Within half an hour Hobart was closed up at ‘flying stations’ and Thala Dan’s helicopter was called in to attempt a trial landing on the recently constructed helipad. The landing was timed to avoid periods of excessive rolling and at 09:30 the helicopter landed safely on board the makeshift structure. With the trial complete attention now turned to the medical evacuation of Mr Barker, which began at 10:02 following the passing of a heavy rain squall. Again the helicopter was called in and the transfer was successfully completed in approximately 60 seconds.[2] With the patient and an Antarctic Division medical officer safely on board Hobart, the helicopter returned to Thala Dan with the distinction of being the first aircraft to land on board a Perth Class DDG.

Thala Dan's helicopter on the makeshift helipad onboard HMAS Hobart.
Thala Dan’s helicopter on the makeshift helipad onboard HMAS Hobart.

Hobart weighed anchor without delay and once clear of the island set course at best speed for the 900 mile voyage to Hobart. Mr Barker handled the rough sea conditions well throughout Monday 8 January and the forenoon of the following day; however, concern over a deterioration in his condition necessitated an increase in speed in spite of the weather. The Derwent River was entered at 23:40 on Tuesday 9 January and Hobart berthed alongside Macquarie Wharf at 01:15 on Wednesday morning, completing the journey in a record 39 hours. Shortly after berthing, Mr Barker was transferred to a waiting ambulance and taken to the Royal Hobart Hospital.

Throughout the transit from Macquarie Island to Hobart, it was reported that the injured Roger Barker displayed great courage and remained composed in spite of his terrible injuries. He underwent emergency surgery on arrival in hospital at Hobart, which sadly resulted in the amputation of his left leg. It was with deep regret that the crew of Hobart later learned that he lost his fight for life when he succumbed to his injuries in Melbourne on 8 February 1979.[3] As a tribute to Roger Barker, the Barker Channel in the Vestfold Hills region of Australian Antarctic Territory was subsequently named in his honour.

Hobart’s mercy dash in 1979 typifies both the character and compassion of the Australian sailor. Her ‘scratch’ crew’s willingness to put service before self to assist someone in great need, coupled with their ability to improvise in the face of adversity continues to serve as a fine example of naval ingenuity.

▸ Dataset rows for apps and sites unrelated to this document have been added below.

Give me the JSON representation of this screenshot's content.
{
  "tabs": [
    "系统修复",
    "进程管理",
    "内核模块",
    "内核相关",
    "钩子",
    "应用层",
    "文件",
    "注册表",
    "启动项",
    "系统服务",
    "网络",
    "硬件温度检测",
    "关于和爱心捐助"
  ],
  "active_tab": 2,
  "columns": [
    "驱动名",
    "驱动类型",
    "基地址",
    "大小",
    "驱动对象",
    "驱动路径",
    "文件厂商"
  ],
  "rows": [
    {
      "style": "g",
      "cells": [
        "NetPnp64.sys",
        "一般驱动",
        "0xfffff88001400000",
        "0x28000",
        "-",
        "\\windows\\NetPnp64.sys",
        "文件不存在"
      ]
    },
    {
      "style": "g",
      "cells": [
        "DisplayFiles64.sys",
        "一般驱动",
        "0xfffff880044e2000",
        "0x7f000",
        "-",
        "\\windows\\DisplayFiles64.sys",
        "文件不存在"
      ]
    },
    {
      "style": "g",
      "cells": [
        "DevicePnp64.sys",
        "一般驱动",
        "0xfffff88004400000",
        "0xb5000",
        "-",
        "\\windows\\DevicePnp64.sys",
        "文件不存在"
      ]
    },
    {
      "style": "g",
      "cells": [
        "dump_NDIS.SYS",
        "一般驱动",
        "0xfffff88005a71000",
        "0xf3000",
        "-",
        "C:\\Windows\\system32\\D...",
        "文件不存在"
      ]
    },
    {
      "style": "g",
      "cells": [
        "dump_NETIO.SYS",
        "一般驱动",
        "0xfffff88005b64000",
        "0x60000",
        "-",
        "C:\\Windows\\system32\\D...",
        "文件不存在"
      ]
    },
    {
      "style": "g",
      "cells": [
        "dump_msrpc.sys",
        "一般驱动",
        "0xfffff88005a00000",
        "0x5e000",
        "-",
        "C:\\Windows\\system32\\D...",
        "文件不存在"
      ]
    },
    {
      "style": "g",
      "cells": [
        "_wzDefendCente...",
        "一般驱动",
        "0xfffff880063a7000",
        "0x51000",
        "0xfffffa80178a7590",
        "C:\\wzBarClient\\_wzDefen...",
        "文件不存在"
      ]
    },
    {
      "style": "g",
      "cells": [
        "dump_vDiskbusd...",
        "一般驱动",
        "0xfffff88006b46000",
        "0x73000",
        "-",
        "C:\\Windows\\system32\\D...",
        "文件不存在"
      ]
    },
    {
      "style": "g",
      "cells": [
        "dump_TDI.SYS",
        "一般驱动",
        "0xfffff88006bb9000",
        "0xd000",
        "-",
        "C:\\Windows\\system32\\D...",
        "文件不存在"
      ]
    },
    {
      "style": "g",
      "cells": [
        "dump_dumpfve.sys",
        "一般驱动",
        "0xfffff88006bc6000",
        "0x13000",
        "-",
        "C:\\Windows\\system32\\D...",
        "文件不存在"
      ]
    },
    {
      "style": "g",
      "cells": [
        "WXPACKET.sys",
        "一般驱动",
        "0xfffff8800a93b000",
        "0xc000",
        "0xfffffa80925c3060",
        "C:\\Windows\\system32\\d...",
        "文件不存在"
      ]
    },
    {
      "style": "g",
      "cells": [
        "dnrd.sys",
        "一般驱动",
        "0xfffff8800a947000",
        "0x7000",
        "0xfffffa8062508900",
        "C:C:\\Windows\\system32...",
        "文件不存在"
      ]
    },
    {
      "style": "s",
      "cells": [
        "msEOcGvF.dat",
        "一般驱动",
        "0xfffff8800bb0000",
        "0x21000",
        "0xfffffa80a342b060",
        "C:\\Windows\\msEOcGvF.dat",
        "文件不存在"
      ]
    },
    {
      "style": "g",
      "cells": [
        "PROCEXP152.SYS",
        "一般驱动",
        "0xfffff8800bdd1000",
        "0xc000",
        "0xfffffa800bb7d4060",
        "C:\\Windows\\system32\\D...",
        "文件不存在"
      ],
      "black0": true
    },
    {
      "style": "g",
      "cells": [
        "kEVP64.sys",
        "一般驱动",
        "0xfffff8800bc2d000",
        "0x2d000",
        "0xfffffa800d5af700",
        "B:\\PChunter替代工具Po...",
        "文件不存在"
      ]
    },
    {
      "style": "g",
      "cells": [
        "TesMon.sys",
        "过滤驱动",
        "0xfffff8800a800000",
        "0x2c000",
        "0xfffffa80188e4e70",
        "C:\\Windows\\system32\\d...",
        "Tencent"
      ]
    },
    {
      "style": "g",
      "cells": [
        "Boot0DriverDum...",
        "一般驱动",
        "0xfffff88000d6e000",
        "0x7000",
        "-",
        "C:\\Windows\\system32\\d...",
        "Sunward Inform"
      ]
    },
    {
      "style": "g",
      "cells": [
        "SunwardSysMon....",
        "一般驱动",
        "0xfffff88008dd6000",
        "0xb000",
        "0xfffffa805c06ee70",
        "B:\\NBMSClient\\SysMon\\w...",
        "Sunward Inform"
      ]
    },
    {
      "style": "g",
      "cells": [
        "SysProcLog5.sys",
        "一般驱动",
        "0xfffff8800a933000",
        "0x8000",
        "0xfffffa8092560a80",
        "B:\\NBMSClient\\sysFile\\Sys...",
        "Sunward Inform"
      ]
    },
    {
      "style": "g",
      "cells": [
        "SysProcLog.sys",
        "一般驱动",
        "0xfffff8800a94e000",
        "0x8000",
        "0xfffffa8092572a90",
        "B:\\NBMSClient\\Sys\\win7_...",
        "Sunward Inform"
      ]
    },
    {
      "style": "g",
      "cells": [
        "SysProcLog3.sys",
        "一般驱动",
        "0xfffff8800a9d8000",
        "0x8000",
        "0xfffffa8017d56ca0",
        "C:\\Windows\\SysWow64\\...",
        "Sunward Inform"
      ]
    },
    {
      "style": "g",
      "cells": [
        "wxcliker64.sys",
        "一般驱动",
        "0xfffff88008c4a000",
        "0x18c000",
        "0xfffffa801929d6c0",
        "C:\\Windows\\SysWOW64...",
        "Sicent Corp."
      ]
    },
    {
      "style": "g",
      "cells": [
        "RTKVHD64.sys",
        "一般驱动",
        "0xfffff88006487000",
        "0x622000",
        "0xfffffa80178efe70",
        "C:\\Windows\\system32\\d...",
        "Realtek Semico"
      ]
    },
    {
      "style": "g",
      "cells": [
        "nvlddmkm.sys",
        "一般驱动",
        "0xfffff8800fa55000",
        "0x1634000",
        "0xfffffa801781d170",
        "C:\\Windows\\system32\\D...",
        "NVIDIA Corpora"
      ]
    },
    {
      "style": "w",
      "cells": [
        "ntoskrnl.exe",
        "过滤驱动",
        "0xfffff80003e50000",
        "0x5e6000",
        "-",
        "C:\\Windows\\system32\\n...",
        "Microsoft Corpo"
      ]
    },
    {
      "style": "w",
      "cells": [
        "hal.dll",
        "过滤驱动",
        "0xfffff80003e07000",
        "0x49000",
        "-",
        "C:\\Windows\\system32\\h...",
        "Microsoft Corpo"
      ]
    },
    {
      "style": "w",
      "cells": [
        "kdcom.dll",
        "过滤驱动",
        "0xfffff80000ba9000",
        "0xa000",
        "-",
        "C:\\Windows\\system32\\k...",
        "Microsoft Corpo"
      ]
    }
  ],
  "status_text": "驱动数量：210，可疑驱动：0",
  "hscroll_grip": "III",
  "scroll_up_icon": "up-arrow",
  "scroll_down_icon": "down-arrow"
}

  1. Royal Australian Navy, Navy News, Vol. 22, No. 1, 26 January 1979.
  2. HMAS Hobart, Report of Proceedings, January 1979.
  3. The rescue of Mr Roger Barker is mentioned in Tim Bowden, The Silence Calling, Australians in Antarctica 1947-97, Allen & Unwin, St Leonards, NSW, 1997, pp. 351-352.